What the exercise asks — Take every line from the records below that includes the word "with".

Data excerpts —
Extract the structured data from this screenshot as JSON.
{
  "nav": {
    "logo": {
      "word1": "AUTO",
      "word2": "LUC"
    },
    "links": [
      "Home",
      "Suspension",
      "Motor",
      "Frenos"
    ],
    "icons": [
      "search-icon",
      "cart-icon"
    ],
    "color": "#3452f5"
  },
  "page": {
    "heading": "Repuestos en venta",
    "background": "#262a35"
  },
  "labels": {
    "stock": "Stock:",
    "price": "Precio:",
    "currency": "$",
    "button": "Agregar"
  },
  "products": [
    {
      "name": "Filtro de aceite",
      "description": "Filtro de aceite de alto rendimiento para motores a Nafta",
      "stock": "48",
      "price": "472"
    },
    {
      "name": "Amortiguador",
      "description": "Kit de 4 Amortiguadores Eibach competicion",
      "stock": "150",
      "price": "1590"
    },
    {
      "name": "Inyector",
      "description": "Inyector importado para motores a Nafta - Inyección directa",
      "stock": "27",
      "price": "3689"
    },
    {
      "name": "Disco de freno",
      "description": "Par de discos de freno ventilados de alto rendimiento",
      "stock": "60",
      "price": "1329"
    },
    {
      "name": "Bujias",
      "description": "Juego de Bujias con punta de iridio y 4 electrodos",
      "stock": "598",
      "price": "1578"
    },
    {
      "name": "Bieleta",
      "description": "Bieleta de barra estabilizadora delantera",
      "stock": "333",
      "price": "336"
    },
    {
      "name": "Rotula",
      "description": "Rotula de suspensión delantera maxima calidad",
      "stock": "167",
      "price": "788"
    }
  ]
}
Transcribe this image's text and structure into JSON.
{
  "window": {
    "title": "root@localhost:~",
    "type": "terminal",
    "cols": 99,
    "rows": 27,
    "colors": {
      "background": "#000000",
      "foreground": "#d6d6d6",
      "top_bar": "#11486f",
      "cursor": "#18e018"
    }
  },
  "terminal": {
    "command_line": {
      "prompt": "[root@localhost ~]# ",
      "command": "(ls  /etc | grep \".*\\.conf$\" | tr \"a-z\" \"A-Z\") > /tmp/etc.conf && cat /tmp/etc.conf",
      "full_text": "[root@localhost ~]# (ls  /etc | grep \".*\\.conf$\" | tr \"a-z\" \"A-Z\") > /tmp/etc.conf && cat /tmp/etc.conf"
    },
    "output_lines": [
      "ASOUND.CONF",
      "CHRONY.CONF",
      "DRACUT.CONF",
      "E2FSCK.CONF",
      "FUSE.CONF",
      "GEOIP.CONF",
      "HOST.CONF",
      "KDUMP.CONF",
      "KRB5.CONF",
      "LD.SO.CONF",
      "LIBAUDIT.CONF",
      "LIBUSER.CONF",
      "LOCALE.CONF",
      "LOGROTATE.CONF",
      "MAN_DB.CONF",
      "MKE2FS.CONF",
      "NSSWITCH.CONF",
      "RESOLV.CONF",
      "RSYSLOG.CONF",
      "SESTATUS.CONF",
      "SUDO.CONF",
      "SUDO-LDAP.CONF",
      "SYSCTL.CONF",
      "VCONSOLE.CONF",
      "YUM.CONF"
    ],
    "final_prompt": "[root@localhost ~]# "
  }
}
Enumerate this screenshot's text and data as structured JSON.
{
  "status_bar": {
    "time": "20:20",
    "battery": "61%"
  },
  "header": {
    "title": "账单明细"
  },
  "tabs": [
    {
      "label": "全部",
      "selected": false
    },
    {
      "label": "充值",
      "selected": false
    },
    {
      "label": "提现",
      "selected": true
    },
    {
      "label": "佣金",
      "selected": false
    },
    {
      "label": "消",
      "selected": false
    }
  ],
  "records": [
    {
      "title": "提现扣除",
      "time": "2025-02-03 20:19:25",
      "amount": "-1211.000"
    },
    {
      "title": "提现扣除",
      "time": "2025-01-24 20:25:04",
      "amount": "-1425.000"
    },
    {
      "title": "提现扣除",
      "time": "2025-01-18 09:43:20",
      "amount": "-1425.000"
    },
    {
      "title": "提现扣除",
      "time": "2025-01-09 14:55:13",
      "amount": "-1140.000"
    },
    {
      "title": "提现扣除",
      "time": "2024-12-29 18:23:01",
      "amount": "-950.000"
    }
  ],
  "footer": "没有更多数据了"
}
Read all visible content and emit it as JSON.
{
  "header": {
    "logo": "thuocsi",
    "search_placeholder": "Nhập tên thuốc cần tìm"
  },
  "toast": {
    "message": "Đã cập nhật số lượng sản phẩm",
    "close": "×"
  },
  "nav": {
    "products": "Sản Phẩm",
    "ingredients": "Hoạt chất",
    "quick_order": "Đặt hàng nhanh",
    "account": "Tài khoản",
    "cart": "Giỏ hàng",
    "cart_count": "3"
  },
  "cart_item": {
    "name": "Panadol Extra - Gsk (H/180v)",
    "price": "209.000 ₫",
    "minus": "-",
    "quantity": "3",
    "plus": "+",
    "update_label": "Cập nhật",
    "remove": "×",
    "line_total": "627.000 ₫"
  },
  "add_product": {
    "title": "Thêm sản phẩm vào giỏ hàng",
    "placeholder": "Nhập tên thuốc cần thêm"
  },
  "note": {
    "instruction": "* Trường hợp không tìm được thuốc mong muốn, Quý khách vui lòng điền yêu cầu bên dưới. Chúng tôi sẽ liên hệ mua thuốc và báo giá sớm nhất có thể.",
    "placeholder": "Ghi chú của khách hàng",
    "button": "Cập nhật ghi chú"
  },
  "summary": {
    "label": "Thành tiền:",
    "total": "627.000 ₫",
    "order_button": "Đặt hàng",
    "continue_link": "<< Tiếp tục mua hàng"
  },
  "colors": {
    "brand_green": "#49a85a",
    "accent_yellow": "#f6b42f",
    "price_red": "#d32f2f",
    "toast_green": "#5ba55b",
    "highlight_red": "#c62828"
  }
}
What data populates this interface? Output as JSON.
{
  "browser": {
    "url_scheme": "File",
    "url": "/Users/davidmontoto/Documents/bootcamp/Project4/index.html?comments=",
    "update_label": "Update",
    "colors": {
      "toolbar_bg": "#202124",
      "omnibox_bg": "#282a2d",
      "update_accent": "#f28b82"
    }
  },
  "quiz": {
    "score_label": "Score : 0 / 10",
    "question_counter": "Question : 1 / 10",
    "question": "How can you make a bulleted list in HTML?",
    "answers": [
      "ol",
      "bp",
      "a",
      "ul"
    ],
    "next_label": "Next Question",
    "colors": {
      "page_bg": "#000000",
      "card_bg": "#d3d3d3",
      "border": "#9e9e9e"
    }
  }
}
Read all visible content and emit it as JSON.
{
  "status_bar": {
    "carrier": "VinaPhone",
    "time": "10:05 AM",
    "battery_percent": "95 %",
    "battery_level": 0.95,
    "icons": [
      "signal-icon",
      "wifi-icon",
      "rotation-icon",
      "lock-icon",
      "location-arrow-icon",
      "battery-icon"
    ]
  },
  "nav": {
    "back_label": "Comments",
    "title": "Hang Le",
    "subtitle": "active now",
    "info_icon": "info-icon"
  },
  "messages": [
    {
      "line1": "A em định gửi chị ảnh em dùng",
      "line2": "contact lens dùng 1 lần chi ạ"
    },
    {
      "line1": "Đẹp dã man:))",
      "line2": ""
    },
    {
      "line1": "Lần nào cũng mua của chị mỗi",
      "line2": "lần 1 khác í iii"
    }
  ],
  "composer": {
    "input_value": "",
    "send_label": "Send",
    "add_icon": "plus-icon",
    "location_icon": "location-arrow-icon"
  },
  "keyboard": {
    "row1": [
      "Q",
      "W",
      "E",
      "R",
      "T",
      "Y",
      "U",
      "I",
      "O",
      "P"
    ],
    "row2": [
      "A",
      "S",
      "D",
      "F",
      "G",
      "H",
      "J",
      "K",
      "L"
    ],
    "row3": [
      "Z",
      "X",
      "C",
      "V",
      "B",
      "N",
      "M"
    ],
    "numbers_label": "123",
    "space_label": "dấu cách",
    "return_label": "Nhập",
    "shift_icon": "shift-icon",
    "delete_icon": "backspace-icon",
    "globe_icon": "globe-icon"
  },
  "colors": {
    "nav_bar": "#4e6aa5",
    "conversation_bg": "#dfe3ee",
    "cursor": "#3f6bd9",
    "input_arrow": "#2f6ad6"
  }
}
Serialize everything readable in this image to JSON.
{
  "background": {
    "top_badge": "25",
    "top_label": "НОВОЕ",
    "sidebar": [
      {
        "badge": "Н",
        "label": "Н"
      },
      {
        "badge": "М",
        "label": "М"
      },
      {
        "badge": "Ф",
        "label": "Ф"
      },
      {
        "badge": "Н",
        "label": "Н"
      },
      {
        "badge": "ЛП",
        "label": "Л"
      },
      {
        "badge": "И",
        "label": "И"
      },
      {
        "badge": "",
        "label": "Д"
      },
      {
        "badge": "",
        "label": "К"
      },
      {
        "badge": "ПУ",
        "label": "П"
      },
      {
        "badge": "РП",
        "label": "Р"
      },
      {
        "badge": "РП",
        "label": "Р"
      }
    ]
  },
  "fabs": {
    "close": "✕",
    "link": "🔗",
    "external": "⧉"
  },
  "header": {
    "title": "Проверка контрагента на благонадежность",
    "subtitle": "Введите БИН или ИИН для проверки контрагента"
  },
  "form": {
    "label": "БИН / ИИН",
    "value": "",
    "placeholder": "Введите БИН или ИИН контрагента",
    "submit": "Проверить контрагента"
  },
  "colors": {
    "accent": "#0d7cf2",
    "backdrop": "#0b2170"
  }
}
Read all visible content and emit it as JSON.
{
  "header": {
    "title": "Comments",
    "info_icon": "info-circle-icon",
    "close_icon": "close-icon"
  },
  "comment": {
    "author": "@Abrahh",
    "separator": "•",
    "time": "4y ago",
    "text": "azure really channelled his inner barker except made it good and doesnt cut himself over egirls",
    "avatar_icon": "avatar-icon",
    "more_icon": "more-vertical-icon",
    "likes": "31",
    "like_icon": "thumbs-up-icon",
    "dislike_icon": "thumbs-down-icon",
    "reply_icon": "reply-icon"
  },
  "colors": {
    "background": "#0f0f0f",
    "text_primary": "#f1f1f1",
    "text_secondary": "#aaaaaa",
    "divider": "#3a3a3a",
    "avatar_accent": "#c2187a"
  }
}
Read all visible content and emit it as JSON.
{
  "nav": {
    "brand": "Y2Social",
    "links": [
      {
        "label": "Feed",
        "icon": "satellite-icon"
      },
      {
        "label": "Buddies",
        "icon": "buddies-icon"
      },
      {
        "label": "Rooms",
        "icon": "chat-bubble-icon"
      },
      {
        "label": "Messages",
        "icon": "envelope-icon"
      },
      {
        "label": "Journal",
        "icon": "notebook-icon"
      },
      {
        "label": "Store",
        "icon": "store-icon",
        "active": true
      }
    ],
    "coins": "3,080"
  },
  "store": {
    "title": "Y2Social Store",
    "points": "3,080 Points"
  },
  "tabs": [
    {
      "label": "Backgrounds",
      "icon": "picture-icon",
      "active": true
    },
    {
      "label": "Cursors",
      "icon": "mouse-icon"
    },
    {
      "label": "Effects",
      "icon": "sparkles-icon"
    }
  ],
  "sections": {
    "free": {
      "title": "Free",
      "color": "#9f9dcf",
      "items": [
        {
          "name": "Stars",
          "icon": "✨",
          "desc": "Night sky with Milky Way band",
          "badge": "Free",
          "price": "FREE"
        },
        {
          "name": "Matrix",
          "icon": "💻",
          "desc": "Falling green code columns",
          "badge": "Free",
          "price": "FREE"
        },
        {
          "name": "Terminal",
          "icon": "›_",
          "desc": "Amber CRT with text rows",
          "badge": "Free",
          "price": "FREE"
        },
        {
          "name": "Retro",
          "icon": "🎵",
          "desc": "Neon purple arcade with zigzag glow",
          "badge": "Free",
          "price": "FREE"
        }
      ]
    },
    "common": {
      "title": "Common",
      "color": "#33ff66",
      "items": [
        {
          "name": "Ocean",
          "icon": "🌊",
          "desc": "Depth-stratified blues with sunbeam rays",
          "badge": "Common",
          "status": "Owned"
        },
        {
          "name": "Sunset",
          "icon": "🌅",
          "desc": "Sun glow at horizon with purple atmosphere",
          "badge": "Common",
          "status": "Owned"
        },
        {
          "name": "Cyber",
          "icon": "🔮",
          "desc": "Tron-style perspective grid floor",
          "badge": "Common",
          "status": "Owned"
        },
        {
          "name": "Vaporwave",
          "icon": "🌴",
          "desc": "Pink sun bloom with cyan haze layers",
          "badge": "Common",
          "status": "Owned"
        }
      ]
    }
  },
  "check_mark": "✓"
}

Solution to this exercise —
          "desc": "Night sky with Milky Way band",
          "desc": "Amber CRT with text rows",
          "desc": "Neon purple arcade with zigzag glow",
          "desc": "Depth-stratified blues with sunbeam rays",
          "desc": "Sun glow at horizon with purple atmosphere",
          "desc": "Pink sun bloom with cyan haze layers",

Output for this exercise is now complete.